"frankie go boom" (title intentionally lowercase), which had its world premiere at the SXSW Film Festival on Saturday night, is one of those movies you'll stumble upon at 1 a.m. on Showtime and wonder how director Jordan Roberts managed to get everyone you love into the same movie. There's Caplan as Lassie, the female lead, Charlie Hunnam ("Sons of Anarchy") as the titular Frankie, Chris O'Dowd ("Bridesmaids") as his ne'er-do-well brother, Bruce, and Chris Noth and Ron Perlman -- as a manic Hollywood star and a transgender ex-con, respectively. Toss in supporting turns from Whitney Cummings, Nora Dunn and Sam Anderson (Bernard from "Lost"!), as well as a brief cameo from Adam Pally ("Happy Endings") and "frankie go boom" is almost always enjoyable, if only because of the cast's considerable charm and chemistry.

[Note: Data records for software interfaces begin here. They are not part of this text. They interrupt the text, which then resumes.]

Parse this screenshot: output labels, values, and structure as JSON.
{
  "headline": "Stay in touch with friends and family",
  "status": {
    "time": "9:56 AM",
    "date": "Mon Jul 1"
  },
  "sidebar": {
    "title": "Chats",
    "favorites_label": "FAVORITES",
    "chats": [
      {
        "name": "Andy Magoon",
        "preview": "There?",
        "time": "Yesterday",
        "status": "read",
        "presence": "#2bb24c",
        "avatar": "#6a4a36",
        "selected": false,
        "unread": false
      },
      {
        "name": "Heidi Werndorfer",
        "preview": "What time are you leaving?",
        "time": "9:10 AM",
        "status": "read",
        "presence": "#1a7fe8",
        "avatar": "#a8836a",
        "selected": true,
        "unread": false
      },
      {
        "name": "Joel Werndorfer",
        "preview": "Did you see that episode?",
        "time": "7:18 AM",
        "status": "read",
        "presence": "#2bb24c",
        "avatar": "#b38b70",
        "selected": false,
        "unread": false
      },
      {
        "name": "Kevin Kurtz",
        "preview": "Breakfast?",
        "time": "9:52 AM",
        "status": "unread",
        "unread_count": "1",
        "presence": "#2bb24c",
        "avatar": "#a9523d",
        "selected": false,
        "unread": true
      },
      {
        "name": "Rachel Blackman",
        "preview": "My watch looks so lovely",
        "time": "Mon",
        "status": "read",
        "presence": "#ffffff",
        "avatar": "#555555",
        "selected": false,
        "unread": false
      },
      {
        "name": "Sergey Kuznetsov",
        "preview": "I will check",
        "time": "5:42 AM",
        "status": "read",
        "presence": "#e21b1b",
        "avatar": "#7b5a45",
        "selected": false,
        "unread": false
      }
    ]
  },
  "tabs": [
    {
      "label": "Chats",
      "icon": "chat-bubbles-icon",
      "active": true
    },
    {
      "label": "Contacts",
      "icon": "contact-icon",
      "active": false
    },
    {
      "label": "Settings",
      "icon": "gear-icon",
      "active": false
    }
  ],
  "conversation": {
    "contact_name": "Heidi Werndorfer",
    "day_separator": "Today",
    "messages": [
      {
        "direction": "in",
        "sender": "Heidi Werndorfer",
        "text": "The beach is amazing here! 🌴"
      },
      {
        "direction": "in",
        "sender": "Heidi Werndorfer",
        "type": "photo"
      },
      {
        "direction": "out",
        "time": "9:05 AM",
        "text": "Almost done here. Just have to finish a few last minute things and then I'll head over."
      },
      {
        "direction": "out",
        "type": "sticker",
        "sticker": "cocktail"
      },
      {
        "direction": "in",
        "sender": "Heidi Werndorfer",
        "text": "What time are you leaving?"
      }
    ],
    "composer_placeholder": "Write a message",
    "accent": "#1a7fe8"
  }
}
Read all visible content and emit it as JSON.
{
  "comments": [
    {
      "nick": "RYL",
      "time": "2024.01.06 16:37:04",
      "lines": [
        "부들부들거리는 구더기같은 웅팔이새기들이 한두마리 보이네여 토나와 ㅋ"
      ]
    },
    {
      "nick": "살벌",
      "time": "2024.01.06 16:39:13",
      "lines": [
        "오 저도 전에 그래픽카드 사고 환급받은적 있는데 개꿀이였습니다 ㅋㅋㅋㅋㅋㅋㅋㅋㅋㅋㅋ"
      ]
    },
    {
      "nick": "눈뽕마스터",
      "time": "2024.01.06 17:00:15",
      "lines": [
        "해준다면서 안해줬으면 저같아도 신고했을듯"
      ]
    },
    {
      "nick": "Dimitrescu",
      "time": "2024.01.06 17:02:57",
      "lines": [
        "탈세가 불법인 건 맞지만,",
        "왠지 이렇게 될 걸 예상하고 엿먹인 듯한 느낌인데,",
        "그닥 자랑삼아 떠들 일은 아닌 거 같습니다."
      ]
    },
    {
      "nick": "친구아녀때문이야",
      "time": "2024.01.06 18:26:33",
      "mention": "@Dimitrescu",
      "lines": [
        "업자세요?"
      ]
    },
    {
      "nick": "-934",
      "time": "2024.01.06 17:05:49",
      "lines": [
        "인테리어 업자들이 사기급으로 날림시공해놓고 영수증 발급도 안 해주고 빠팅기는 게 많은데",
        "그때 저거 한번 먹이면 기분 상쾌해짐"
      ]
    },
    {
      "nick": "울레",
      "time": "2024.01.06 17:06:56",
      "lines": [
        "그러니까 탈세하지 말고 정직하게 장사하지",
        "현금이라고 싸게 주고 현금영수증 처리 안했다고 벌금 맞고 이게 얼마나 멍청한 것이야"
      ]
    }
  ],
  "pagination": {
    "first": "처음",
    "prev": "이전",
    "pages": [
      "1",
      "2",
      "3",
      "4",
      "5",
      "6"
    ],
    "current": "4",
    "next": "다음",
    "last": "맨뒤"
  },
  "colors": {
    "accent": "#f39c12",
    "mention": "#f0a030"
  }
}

If it doesn't amount to much else, that's because the story is somewhat disjointed: it revolves around a missing sex tape, Bruce's desire to become a director, and Frankie's push to overcome his biggest fears. Where the film shines is in the little moments between Lassie and Frankie, two damaged souls who become bound together by the various forms of humiliation, both big and small, they experience throughout the film.
"I wanted to make a comedy about a second chance in love, a second chance at whatever thing you got slapped down in. I was fascinated by humiliation, and by overcoming humiliation," Roberts said during the post-screening Q&A. "I love comedies that are grounded in the real world; it's a broad comedy but we really wanted to make it feel emotionally real."
Good thing he cast Caplan, then, who is tasked with handling a lot of that emotion. Best known for her role on "Party Down" (and for playing Janis Ian in "Mean Girls"; suck on that!), Caplan made a splash at the Sundance Film Festival in January for her performances in "Bachelorette" and "Save the Date." (Vulture called her a contender for Sundance "It-Girl.") In "frankie," she takes what could be another variation on the Manic Pixie Dream Girl -- Lassie literally runs into Frankie while drunkenly riding her bike one night -- and makes her into someone three-dimensional. There's a scene at the end of the first act, where Lassie -- through tears -- must explain why she's biking-while-intoxicated; it's both heartbreaking and hilarious, and Caplan nails the tonal subtleties with ease.
"What Lizzy does in the backseat of that car, in that early scene, is so extraordinary to me," Roberts said. "She threw herself in, 100 percent."
Judging from her recent run of choices and performances, that seems par for Caplan's course.
For more on SXSW, click here.